**Exercise**
Below are some records. Say how many of their lines contain the string "Garonne", and give nothing but the number.

***** Records for the exercise

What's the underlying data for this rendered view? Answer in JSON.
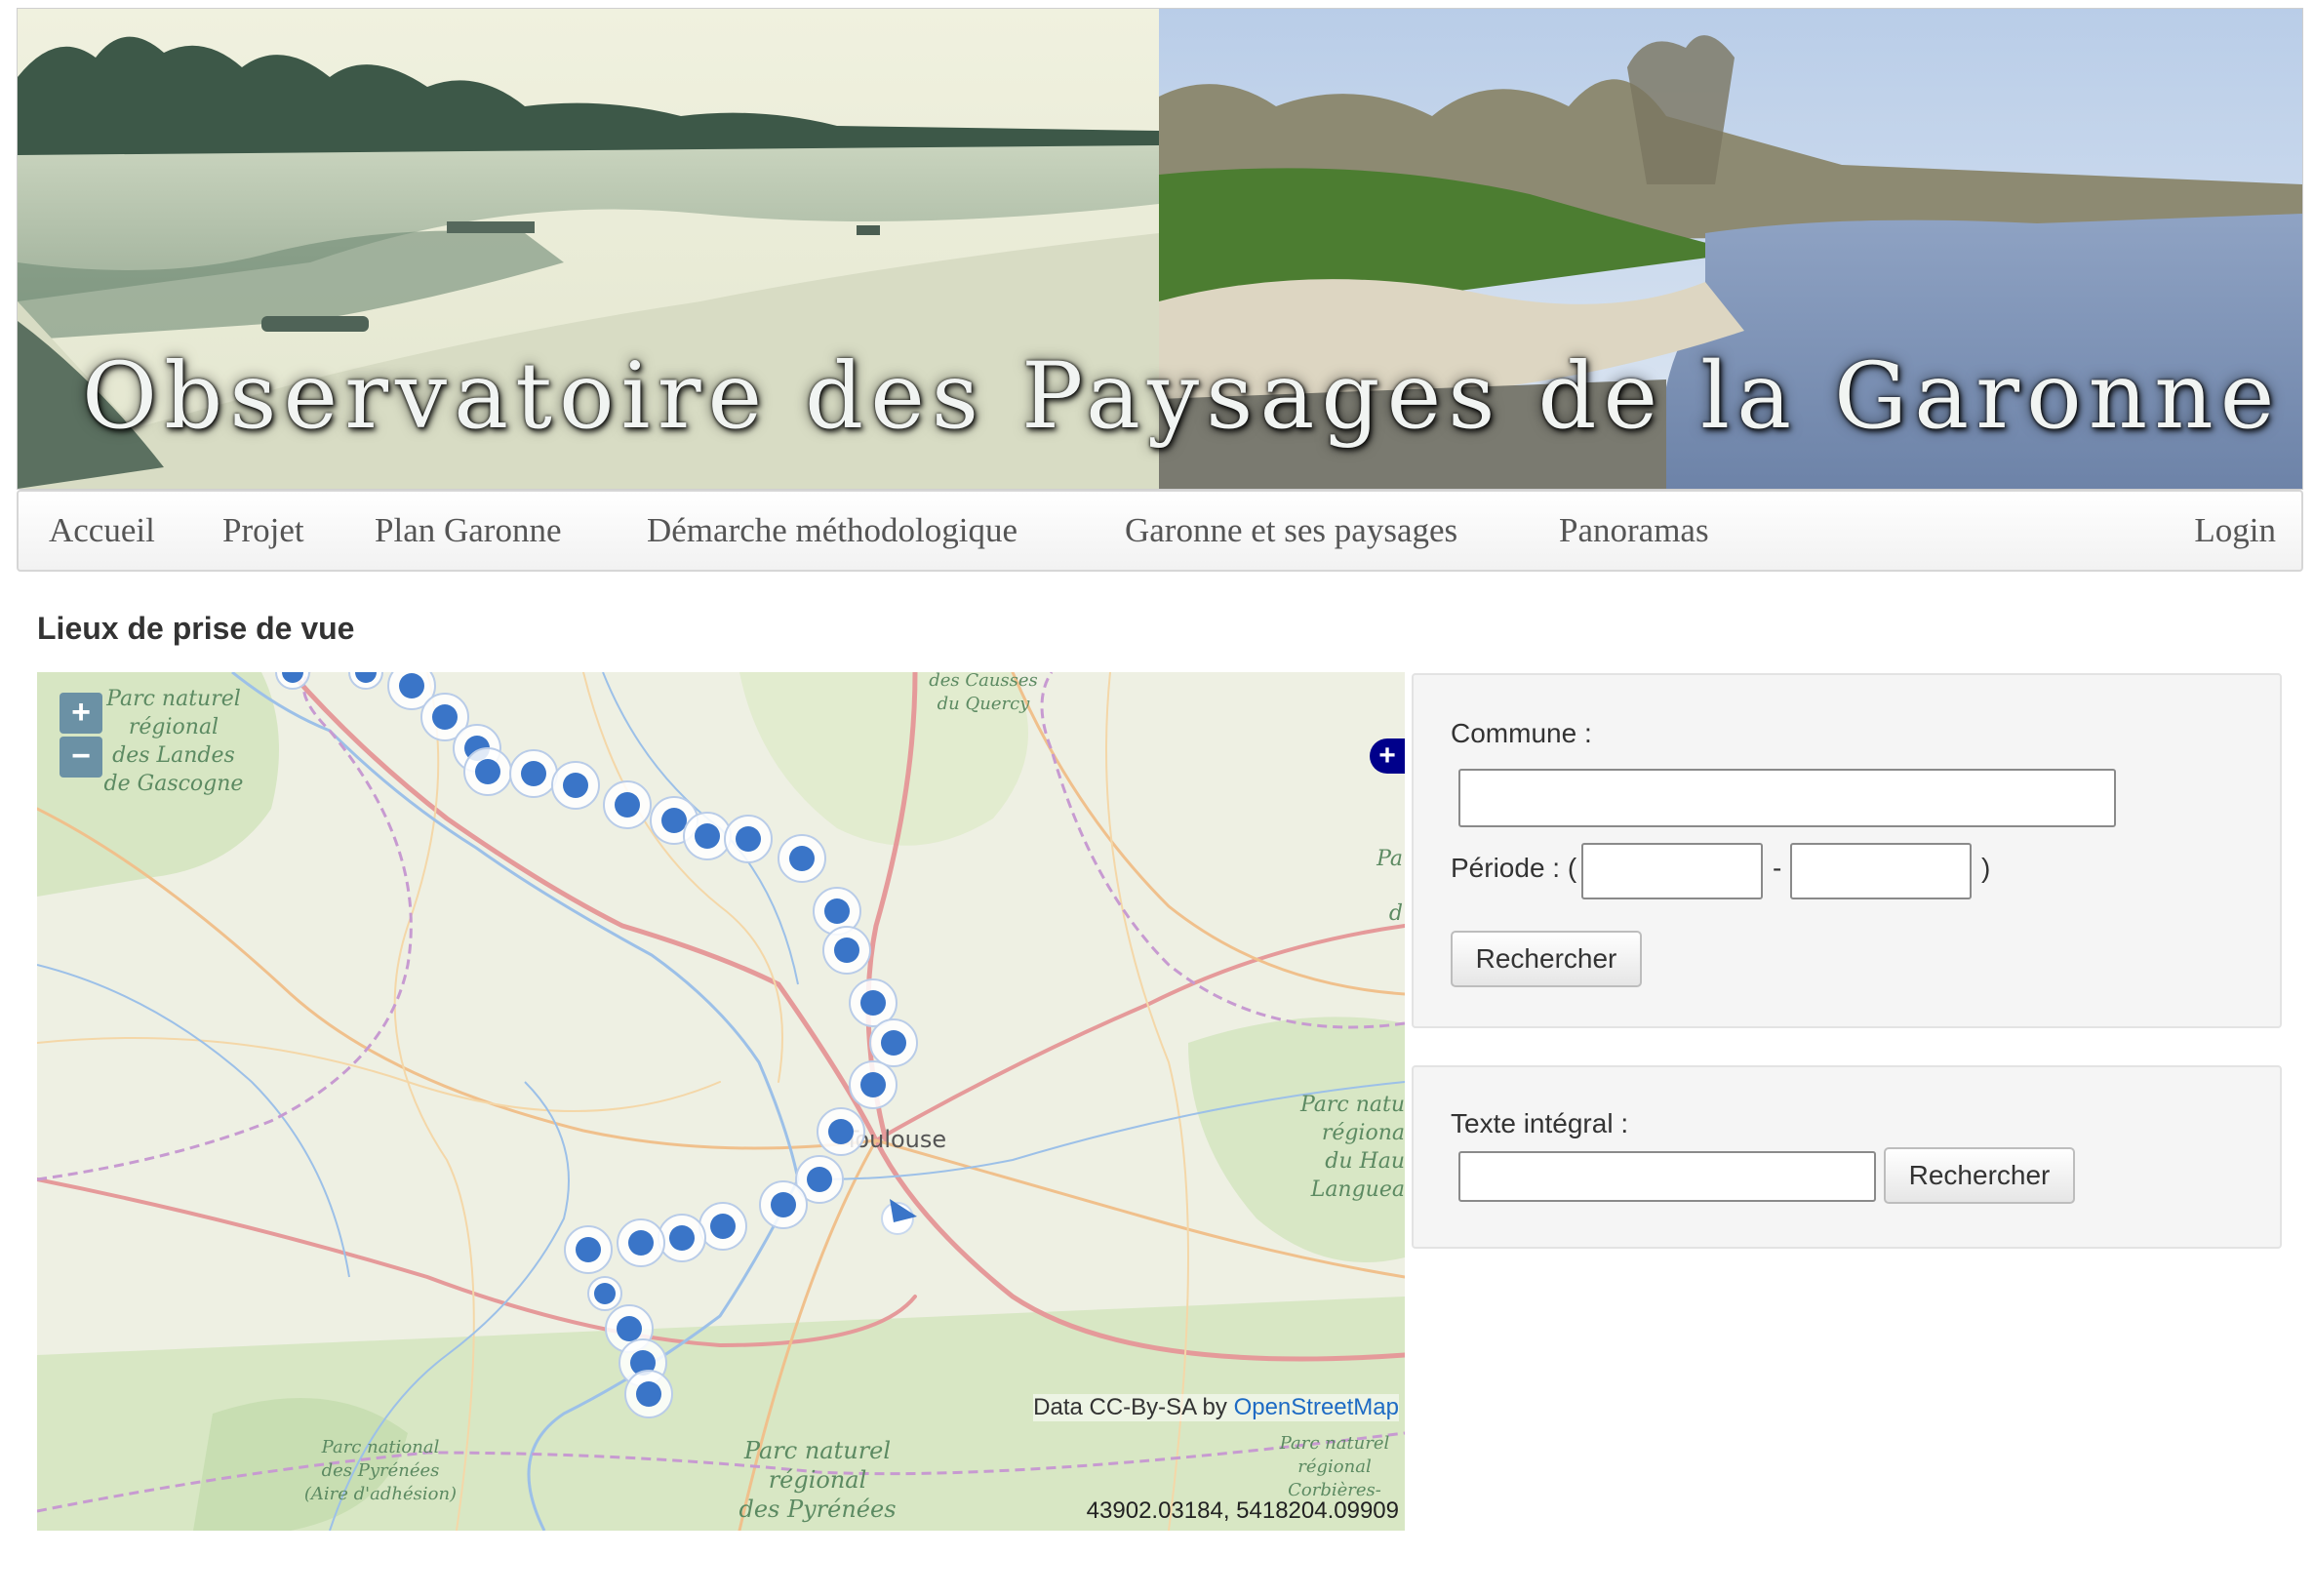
{
  "banner": {
    "title": "Observatoire des Paysages de la Garonne"
  },
  "nav": {
    "items": [
      {
        "label": "Accueil"
      },
      {
        "label": "Projet"
      },
      {
        "label": "Plan Garonne"
      },
      {
        "label": "Démarche méthodologique"
      },
      {
        "label": "Garonne et ses paysages"
      },
      {
        "label": "Panoramas"
      }
    ],
    "login": "Login"
  },
  "page": {
    "title": "Lieux de prise de vue"
  },
  "map": {
    "zoom_in": "+",
    "zoom_out": "−",
    "layer_switcher": "+",
    "labels": {
      "parc_landes": [
        "Parc naturel",
        "régional",
        "des Landes",
        "de Gascogne"
      ],
      "causses": [
        "des Causses",
        "du Quercy"
      ],
      "toulouse": "Toulouse",
      "parc_haut_languedoc": [
        "Parc natu",
        "régiona",
        "du Hau",
        "Languea"
      ],
      "parc_national_pyrenees": [
        "Parc national",
        "des Pyrénées",
        "(Aire d'adhésion)"
      ],
      "parc_pyrenees_ariegeoises": [
        "Parc naturel",
        "régional",
        "des Pyrénées"
      ],
      "parc_corbieres": [
        "Parc naturel",
        "régional",
        "Corbières-"
      ],
      "edge_pa": "Pa",
      "edge_d": "d"
    },
    "attribution_prefix": "Data CC-By-SA by ",
    "attribution_link": "OpenStreetMap",
    "mouse_position": "43902.03184, 5418204.09909",
    "marker_color": "#3a75c8"
  },
  "search": {
    "commune_label": "Commune :",
    "commune_value": "",
    "periode_label": "Période : (",
    "periode_start": "",
    "periode_separator": "-",
    "periode_end": "",
    "periode_close": ")",
    "button": "Rechercher"
  },
  "fulltext": {
    "label": "Texte intégral :",
    "value": "",
    "button": "Rechercher"
  }
}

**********

**Finished task**
3